#peekabag is a new project that I'm working on via Instagram. I've been trying to dissect and understand the kind of projects that I like when it comes to street photography. It's mainly the idea of capturing people in their element, giving a snapshot of their who they are through their clothes, what they're doing, who they're with, their style - all of these things help you to get an insight into the person. Add to this a conversation to find out a little about them, a story, telling you who they are or what they've experienced, and that's what I like. Brandon Stanton Humans of New York and Stacey Baker's Citilegs are two perfect examples.
And so what might make an interesting project for me to start working on. I started thinking about what people carry with them that's personal to them but that gives away a piece of their identity. So I landed on handbags. Often when women buy bags, they are deciding what they want the bag to say about them; fashion-conscious, vintage, practical, smart, sentimental, classic. It's often a external representation of the person, a symbol of who they are and how they want to be perceived. But we don't often get to see what's inside the bag. Each owner treats the inside of the bag as their personal space. Some will chuck things in, others will have a set place for things in certain places. Some will be empty bar a few key items, others will be packed to the bring with all the "just in case" items.
So I decided to go out and start asking women to pose with their bag, and then to let me take sneak peek inside and take a picture of what they have inside.

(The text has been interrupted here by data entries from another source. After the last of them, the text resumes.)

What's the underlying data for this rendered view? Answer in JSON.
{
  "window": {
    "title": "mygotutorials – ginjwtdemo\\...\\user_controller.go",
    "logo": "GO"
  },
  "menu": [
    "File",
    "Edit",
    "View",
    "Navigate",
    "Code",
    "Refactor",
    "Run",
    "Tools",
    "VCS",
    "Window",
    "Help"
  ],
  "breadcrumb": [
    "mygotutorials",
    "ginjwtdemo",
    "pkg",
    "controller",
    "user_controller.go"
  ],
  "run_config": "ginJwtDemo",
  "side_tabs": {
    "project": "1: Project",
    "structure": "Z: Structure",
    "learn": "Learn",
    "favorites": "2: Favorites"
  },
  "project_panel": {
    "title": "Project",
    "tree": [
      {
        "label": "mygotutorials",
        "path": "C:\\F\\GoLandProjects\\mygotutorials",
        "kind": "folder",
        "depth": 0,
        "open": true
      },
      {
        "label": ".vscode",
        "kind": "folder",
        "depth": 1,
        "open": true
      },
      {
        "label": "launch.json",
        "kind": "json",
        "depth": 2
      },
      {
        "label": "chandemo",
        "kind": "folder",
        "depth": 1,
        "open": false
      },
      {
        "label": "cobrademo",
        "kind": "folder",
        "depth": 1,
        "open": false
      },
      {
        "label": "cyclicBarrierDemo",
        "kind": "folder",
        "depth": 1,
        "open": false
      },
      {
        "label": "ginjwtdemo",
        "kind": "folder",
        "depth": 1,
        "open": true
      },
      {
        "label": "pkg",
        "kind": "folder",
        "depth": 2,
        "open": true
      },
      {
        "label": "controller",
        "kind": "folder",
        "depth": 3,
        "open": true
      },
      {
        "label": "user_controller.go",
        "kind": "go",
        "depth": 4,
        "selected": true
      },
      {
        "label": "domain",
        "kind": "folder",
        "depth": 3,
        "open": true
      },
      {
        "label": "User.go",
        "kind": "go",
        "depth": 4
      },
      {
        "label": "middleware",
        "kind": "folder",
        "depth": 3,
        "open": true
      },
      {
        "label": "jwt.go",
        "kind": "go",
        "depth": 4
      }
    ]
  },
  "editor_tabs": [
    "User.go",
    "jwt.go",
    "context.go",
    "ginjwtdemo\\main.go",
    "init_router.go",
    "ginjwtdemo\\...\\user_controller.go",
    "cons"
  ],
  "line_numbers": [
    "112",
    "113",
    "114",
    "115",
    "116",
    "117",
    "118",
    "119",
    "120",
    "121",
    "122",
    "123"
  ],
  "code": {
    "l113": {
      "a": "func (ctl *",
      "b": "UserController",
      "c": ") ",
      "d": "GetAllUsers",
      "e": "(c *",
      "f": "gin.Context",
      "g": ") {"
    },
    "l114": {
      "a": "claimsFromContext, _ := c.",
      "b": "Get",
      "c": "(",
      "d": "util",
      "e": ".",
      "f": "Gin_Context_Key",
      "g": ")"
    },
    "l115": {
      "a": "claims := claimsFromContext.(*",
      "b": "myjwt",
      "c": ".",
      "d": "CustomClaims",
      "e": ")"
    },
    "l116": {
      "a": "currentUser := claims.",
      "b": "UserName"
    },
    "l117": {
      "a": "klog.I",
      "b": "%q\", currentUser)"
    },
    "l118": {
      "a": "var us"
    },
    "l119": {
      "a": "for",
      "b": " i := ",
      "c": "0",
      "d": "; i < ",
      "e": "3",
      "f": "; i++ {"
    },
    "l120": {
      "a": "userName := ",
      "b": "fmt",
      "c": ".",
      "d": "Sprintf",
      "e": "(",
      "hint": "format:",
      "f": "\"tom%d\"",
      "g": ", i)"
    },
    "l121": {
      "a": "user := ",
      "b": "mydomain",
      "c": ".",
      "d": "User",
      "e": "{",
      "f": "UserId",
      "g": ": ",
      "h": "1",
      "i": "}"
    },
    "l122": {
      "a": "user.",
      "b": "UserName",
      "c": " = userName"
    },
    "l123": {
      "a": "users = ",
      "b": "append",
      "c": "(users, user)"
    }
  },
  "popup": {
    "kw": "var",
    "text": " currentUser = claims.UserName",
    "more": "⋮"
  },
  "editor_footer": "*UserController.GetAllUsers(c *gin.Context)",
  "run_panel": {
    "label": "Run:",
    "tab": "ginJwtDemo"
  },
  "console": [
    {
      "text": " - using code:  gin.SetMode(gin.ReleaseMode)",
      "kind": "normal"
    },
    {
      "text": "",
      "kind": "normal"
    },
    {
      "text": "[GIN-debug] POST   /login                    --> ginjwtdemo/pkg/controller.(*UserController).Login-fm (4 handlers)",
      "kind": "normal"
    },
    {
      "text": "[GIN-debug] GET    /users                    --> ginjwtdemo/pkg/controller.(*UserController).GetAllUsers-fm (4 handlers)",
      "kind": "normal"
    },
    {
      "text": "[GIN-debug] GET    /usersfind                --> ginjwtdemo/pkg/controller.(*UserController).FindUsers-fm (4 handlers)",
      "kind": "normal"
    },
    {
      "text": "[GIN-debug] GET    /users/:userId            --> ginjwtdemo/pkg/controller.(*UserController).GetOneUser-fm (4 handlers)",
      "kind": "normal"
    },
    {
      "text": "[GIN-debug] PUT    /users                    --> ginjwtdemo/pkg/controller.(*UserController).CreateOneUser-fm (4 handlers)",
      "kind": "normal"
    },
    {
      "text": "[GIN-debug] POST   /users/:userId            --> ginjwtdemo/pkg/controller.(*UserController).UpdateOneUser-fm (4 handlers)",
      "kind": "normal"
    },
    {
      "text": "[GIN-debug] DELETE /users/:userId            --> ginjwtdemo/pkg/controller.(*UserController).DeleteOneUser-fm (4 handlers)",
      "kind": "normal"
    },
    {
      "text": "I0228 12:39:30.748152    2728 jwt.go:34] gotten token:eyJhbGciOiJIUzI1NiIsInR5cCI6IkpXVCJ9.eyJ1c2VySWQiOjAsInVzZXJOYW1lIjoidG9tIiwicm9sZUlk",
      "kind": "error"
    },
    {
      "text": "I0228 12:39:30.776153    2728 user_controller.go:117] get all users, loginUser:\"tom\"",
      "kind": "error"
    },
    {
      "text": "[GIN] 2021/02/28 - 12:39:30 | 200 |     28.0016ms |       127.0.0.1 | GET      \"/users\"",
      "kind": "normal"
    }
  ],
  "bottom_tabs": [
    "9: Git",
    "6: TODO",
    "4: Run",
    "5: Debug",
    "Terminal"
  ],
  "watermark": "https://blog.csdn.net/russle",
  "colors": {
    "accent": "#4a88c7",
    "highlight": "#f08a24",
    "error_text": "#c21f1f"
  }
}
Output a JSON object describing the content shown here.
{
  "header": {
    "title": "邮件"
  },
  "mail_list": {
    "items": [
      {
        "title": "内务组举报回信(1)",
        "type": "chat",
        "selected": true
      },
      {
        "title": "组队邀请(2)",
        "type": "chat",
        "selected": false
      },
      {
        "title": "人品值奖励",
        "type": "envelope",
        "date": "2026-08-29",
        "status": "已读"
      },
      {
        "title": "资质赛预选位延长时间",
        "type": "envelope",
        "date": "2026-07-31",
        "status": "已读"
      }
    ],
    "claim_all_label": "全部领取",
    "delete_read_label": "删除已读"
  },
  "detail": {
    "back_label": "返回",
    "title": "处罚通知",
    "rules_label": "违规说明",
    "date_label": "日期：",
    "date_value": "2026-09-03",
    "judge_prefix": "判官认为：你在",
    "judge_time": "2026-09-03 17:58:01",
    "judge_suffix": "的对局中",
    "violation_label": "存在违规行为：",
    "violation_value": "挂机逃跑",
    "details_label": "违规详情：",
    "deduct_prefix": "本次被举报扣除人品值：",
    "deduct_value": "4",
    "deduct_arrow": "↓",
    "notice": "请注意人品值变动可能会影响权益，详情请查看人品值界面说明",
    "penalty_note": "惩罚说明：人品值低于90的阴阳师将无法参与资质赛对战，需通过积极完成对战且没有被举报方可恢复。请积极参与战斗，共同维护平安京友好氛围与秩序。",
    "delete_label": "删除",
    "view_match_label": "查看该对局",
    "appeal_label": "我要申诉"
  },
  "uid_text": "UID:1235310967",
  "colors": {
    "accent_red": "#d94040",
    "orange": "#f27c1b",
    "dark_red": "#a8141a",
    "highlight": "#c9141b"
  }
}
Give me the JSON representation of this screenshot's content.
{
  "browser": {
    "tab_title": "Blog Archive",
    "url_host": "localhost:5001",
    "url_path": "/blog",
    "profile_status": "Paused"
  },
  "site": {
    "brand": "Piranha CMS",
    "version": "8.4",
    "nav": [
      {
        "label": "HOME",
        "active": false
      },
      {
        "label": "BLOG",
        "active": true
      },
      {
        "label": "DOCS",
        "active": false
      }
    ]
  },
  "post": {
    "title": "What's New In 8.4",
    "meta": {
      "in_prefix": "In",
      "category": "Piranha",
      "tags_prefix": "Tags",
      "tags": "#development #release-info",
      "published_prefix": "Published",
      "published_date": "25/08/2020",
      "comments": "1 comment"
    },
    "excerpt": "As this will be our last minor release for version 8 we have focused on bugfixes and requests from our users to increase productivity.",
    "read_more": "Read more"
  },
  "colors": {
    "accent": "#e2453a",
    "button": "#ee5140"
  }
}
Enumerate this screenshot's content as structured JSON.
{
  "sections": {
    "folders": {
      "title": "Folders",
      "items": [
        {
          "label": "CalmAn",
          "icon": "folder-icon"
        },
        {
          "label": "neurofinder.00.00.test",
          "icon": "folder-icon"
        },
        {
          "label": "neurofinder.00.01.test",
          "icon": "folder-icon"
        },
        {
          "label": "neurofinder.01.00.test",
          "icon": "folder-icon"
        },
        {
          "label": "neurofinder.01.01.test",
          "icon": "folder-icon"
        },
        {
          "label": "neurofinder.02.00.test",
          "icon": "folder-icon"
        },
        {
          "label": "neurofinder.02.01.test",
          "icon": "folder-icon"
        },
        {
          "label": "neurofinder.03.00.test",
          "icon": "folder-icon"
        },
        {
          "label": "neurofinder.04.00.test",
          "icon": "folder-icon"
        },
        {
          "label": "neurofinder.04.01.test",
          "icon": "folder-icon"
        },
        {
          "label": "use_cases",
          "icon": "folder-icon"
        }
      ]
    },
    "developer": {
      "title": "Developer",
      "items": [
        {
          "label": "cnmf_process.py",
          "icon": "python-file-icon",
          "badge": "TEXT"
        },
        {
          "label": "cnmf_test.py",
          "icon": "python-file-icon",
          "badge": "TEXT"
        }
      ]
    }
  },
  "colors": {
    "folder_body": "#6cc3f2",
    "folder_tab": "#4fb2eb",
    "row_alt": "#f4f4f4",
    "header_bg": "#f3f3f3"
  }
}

Although I've only just started, I learnt that OMG I get nervous about having to walk up to people and asking to take their photo. I think I get very nervous about taking people's image in public full stop, in case they don't want it being taken and confront me about it. There was a lot of clamminess from my part. Also, not only am I asking to take their picture, which from my initial experience, people seem to don't mind, but also I'm asking to take a picture of the inside of their bag, where people have their purses and their phones - very personal items. I think if I was me coming up to me to ask that, I would definitely be very security conscious. I think as I build up the collection, I should hopefully get better as I'll have proof of what I'm doing, but until then I'll just have to hope that I have a face people can trust.
I've also been asking them what would they miss from their bag if they it was to disappear. After having asked a couple of people, I thought I'd exclude phones or purses from the answers as that feels too obvious an answer. I'll post the answers up with their images on Instagram.
I'm not sure where this project will take me, but for the meantime, it's the first step for me in even just being able to go up to people to speak to them and to ask to take their photo. And also as a photography project. Let's see where you take me, #peekabag.
This is the first picture I developed thanks to the excellent teacher Dave at Black & White Basement. I took this shot of Louis Mendes whilst in NY lat year. He taught me more in 5 mins about the Canon A1 than I had managed to figure out from the French manual I had been trying to translate. He can be found outside B&H offering to take people’s picture with his 4x5 Speed Graphic. When I returned this year, I managed to show him the picture, even if it was on my phone. Not sure he was very impressed, but as my first photo which I had taken and developed, it was certainly a lovely image to learn to dodge and burn on.
While my camera is with Nikon getting repaired, so my first blog post will be of an Instagram picture I took of a print from my first roll of film in my dad's (now mine) Canon A1. Comic cons always bring out people's colourful and creative side.